“Yeah there are a couple of important things I really, really believe. First is it is your job, it’s your business and who you are and how you present yourself and how you conduct your business – aside from how good or bad an actor you are, it’s a given that you’ve got to be good at what you do. I don’t know that being a good actor is 50% of it, it might only be 30% of it. Being able to put yourself in a position where you can afford to do this job because make no mistake, I’m currently in the West End in a show and the wage isn’t terrible but it’s certainly not WOHOO! The shocking thing is that I left drama school in 1987 and if you put on a play now, building the set is more expensive, renting the theatre is more expensive, buying the tickets is more expensive and not just relatively, a lot more.
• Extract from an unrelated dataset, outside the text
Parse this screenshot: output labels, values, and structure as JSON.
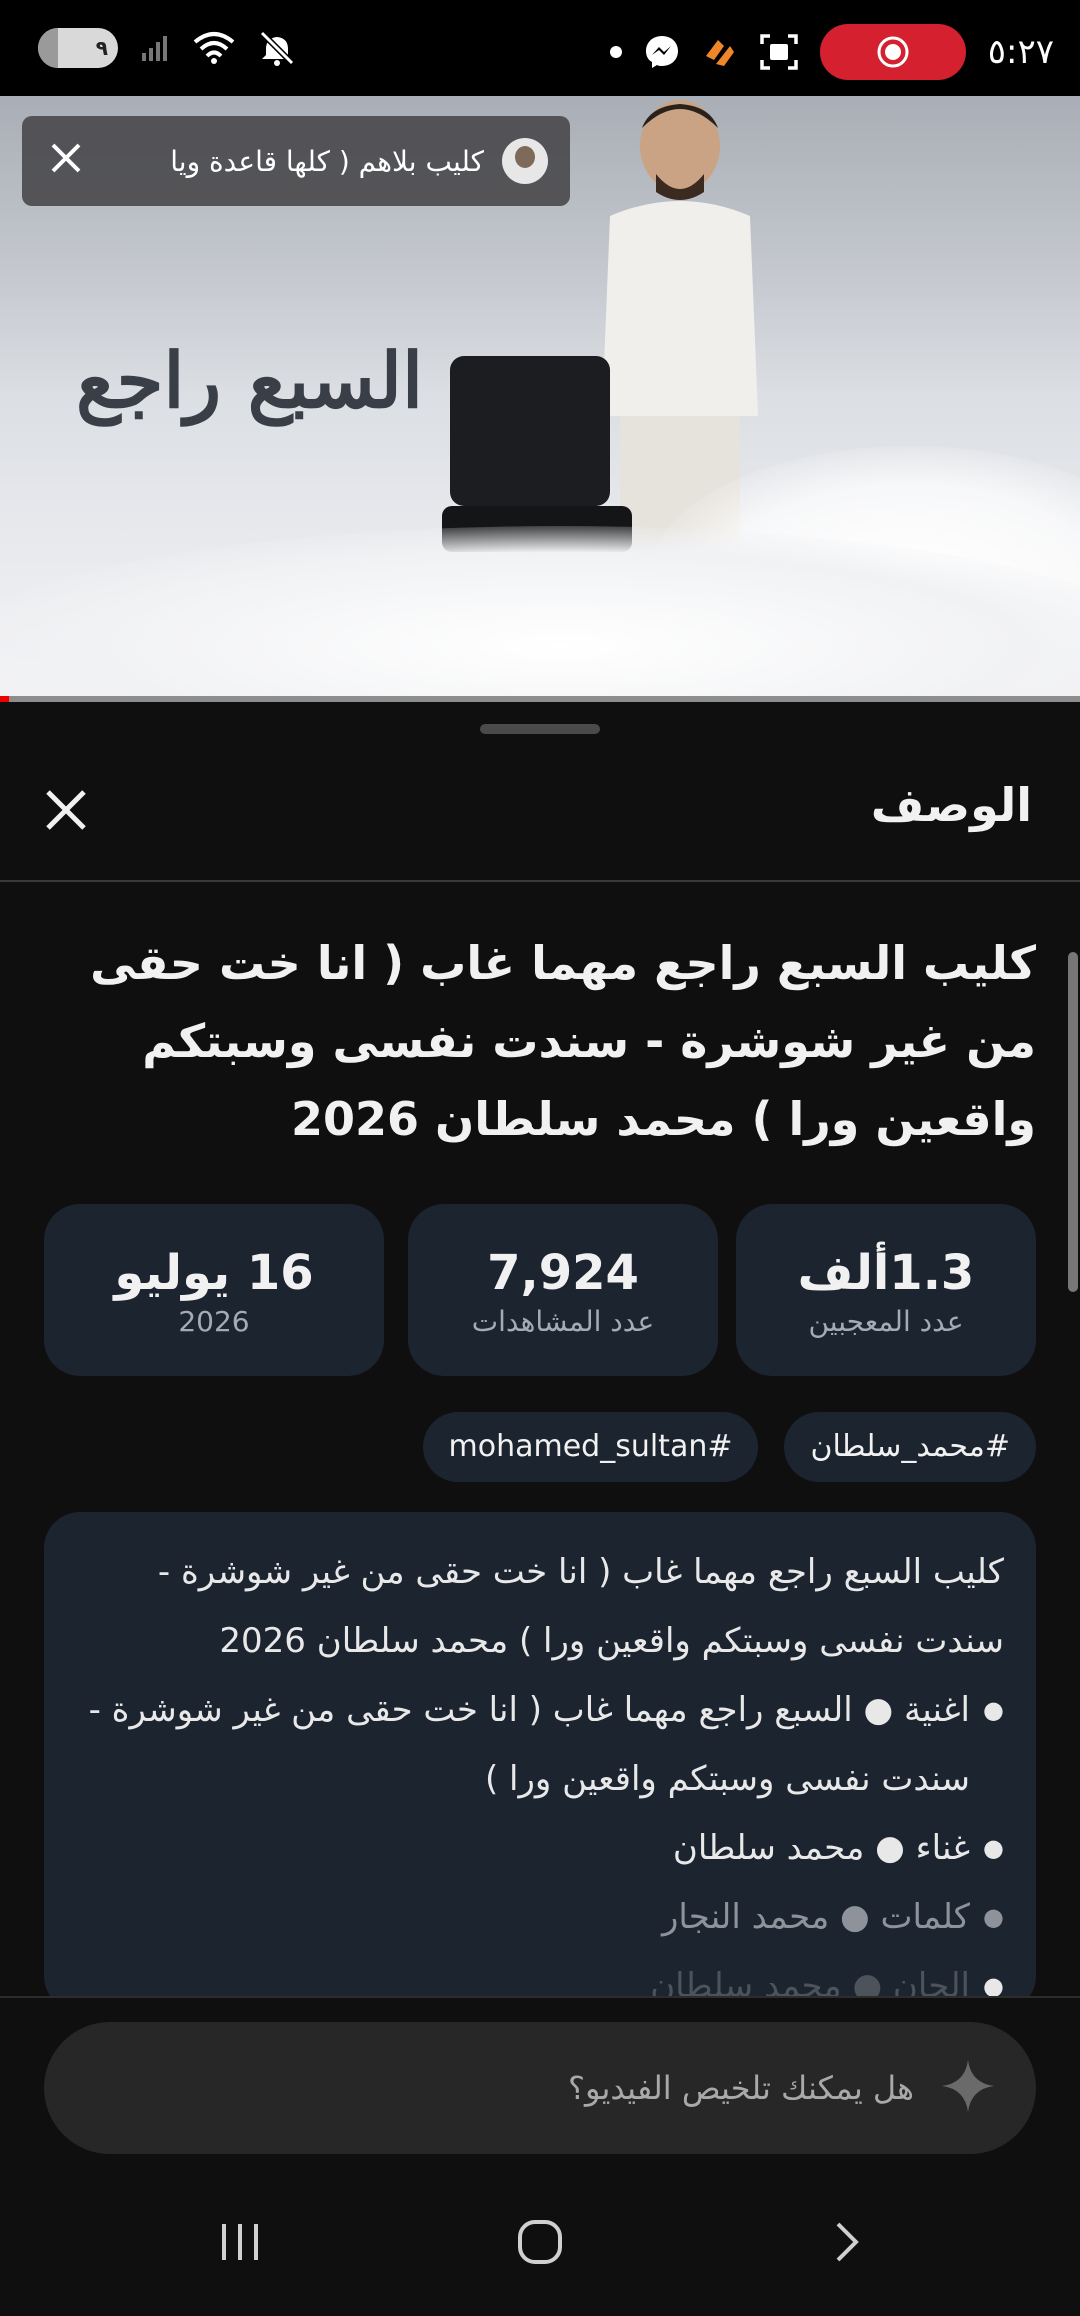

What you get paid as an actor can sometimes be less, sometimes it can be a bit more but not relative to everything else. Making a living as an actor is really hard.
It becomes acceptable and cool to pretend you don’t care. I don’t hold any truck with moaning really. I’m incredibly lucky to be sitting in my dressing room in the West End starring in a play. You’re incredibly lucky just to have a passion about something that you want to pursue and so few people have the courage to follow their passions or even know what they are. It’s more important to put yourself out there properly and with the full commitment to say I really love what I do and I’m not embarrassed by that.”
Finally I wondered what the future held? As to be expected I was bombarded with a cacophony of projects, a Ghost Stories film “that’s a way down the line, Jeremy and I need to write the script. We wanted a bit of distance before we approached it as it’s a new challenge, but we’ll do it definitely. We’re also working on another film script and another play. Ghost Stories is opening in Moscow on October 19th.
5 days after I finish Abigail’s Party I fly off to play one of the bad guys in Kick Ass 2, which is very exciting as I loved the first film so much.
Then in the beginning of next year I’m writing and directing the new Derren Brown stage show. I just did not have time for Svengali (Derren’s most recent show). It’s a scary challenge that’ll be the 6th show Derren’s done of which I’ve written and directed 4. They’re really good fun though. So it’s a very busy and exciting time really.”
Is this his secret to life, success and happiness, having different challenges and things to do? “Yeah I think that really helps. As I say again, and again, and again in the book the priority is to be happy. That’s number 1. The work won’t make you happy I believe. Being busy, being successful is not what leads to happiness. Being happy is what helps lead to being busy and successful. That’s why it’s important not to moan and to cherish the things and people who you love and enjoy being around because that’s the fuel for the passion and excitement that should drive everything. “
“I was talking to Mark Gatiss the other day (who I’ve known for 20+ years) and we were marvelling in what each other has done, and the thing we were saying which I honestly believe is that it isn’t extraordinary that I’ve done or do a lot of different things, I’m always surprised how little other people do. That’s one of the things that I think magic has given me, because that’s my glorious hobby that I love but I think because I learnt about 12 or so years ago a creative process that allowed me to invent. when I invented my first magic trick I just thought ‘I can do anything’. It opened my eyes.”
So I left my time with Andy feeling I too had caught that ‘can do’ attitude, I look forward to seeing him in these future projects and on the West End stage again in the not too distant future. Andy’s book The Golden Rules of Acting can be bought here.